Mike Wallace is part of the changing face of the Pittsburgh Steelers.
This face likely includes Rashard Mendenhall, who was just suspended one game for “conduct detrimental to the team.”
Mendenhall, the former first-team starter and 1000 yard rusher, has managed to likely play his way out of Pittsburgh.
While it’s true that he’s been injured and was lost to the team with a torn ACL since the last game of the 2011 season against the Cleveland Browns, all you need to do is look to the state of Minnesota, Adrian Peterson and his amazing recovery.
It’s true that each individual is different, and everyone heals differently. But you don’t see Peterson fumbling twice against an arch rival like the Browns, and not showing up for a game because he’s not the starter.
As for Wallace–he’s actually starting to resemble all that was bad about Terrell Owens’ lack of focus, minus the sideline yelling episodes. This article by Scott Kacsmar from Bleacher Report.com tells you all you’ll need to know about his past and future with the Pittsburgh Steelers.
Here’s an excerpt:
…If we can go back to the second half of 2011, Wallace’s production declined heavily after Brown emerged as a very good receiver himself. By year’s end, it appeared that Brown was the preferred target of Ben Roethlisberger.
In the offseason, we examined the catch radius for each receiver based on the type of catches they made in 2011. Brown was more impressive.
Wallace had the incredible three-year start to his career, and established himself as a great deep threat. But can he run all the other routes expected of No. 1 receiver as well? The big question heading into this season was which receiver, Wallace or Brown, would emerge as the true No. 1 in Pittsburgh.
Haley’s goal was to get the ball out of Roethlisberger’s hands more quickly to limit the hits on him. Go figure, Roethlisberger suffered the most significant injury of his career, but that’s another topic.
The change was in the average pass length, which limits what Wallace does best. The offense was dominating on third down early in the season, and a big part of that was their success in the short-passing game.
Wallace started the season with a touchdown catch in four of the first five games. Though he did not put up the big yardage numbers he started with in 2011, he was still playing adequately.
It was a prime time game in Cincinnati in Week 7 when many football fans were able to see Wallace struggle with several bad drops (at least three), and even some of his catches were uncomfortable. This was a sign of things to come.
In his last eight games, Wallace has managed to catch only 38 of his 70 targets (54.3 percent) for 383 yards. It projects to a 16-game season of 76 catches for 766 yards and eight touchdowns.
Does that sound familiar?
In his last eight regular season games of 2011, Wallace only had 29 catches for 393 yards and three scores.

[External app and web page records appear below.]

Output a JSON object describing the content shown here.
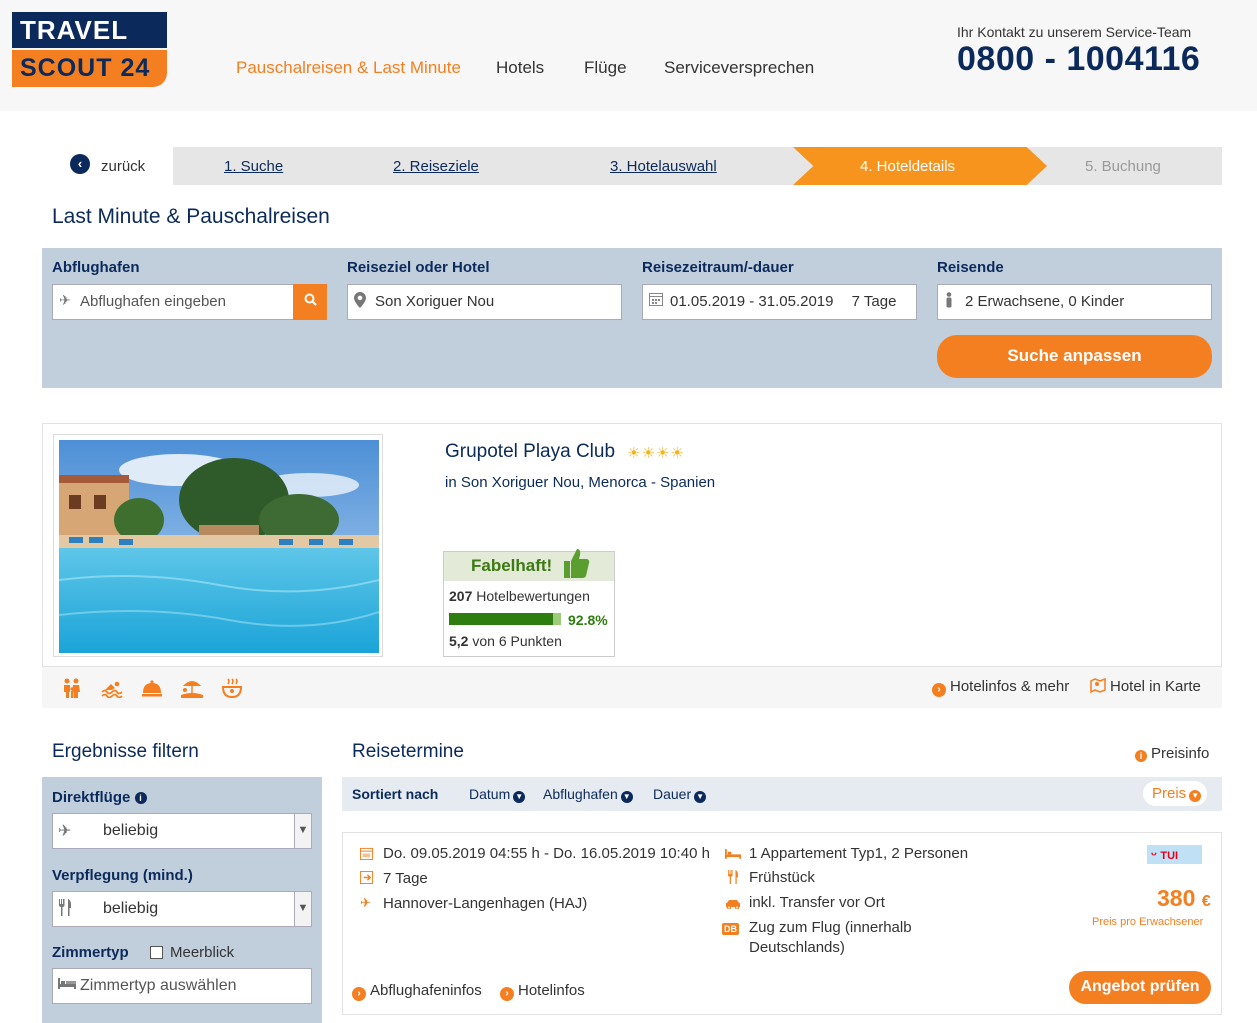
{
  "header": {
    "logo_line1": "TRAVEL",
    "logo_line2": "SCOUT 24",
    "nav": [
      "Pauschalreisen & Last Minute",
      "Hotels",
      "Flüge",
      "Serviceversprechen"
    ],
    "contact_label": "Ihr Kontakt zu unserem Service-Team",
    "phone": "0800 - 1004116"
  },
  "steps": {
    "back_label": "zurück",
    "items": [
      "1. Suche",
      "2. Reiseziele",
      "3. Hotelauswahl",
      "4. Hoteldetails",
      "5. Buchung"
    ],
    "active_index": 3
  },
  "page_title": "Last Minute & Pauschalreisen",
  "search": {
    "departure_label": "Abflughafen",
    "departure_placeholder": "Abflughafen eingeben",
    "destination_label": "Reiseziel oder Hotel",
    "destination_value": "Son Xoriguer Nou",
    "period_label": "Reisezeitraum/-dauer",
    "period_value": "01.05.2019 - 31.05.2019",
    "duration_value": "7 Tage",
    "travellers_label": "Reisende",
    "travellers_value": "2 Erwachsene, 0 Kinder",
    "submit_label": "Suche anpassen"
  },
  "hotel": {
    "name": "Grupotel Playa Club",
    "stars": "☀☀☀☀",
    "location": "in Son Xoriguer Nou, Menorca - Spanien",
    "rating_title": "Fabelhaft!",
    "reviews_count": "207",
    "reviews_label": "Hotelbewertungen",
    "recommend_pct": "92.8%",
    "recommend_fraction": 0.928,
    "score": "5,2",
    "score_suffix": "von 6 Punkten",
    "links": [
      "Hotelinfos & mehr",
      "Hotel in Karte"
    ],
    "amenity_icons": [
      "family-icon",
      "swimming-icon",
      "room-service-icon",
      "beach-icon",
      "spa-icon"
    ]
  },
  "filters": {
    "title": "Ergebnisse filtern",
    "direct_label": "Direktflüge",
    "direct_value": "beliebig",
    "board_label": "Verpflegung (mind.)",
    "board_value": "beliebig",
    "room_label": "Zimmertyp",
    "sea_view_label": "Meerblick",
    "room_placeholder": "Zimmertyp auswählen"
  },
  "results": {
    "title": "Reisetermine",
    "price_info": "Preisinfo",
    "sort_label": "Sortiert nach",
    "sort_options": [
      "Datum",
      "Abflughafen",
      "Dauer",
      "Preis"
    ],
    "offer": {
      "dates": "Do. 09.05.2019 04:55 h - Do. 16.05.2019 10:40 h",
      "duration": "7 Tage",
      "airport": "Hannover-Langenhagen (HAJ)",
      "room": "1 Appartement Typ1, 2 Personen",
      "board": "Frühstück",
      "transfer": "inkl. Transfer vor Ort",
      "train_badge": "DB",
      "train_line1": "Zug zum Flug (innerhalb",
      "train_line2": "Deutschlands)",
      "operator": "TUI",
      "price": "380",
      "currency": "€",
      "price_note": "Preis pro Erwachsener",
      "cta": "Angebot prüfen",
      "links": [
        "Abflughafeninfos",
        "Hotelinfos"
      ]
    }
  }
}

He finished it off with a miserable playoff performance in Denver, catching three of 10 targets for just 26 yards, and dropping a 52-yard gain in the second quarter.
Wallace’s recent level of play is definitely not worth over $10M per season to the Steelers, or to any NFL offense.
He’s got much more information and statistics in the rest of his article.
When the legendary head coach Chuck Noll was running the Steelers from 1969-1991, he had an interesting way of telling a player that his time with the team was over.
“[Player’s name] should get on with his life’s work,” Noll would say.
The writing is on the wall, and they’re both likely done with the Steelers organization.
Wallace and Mendenhall should both get on with their life’s work.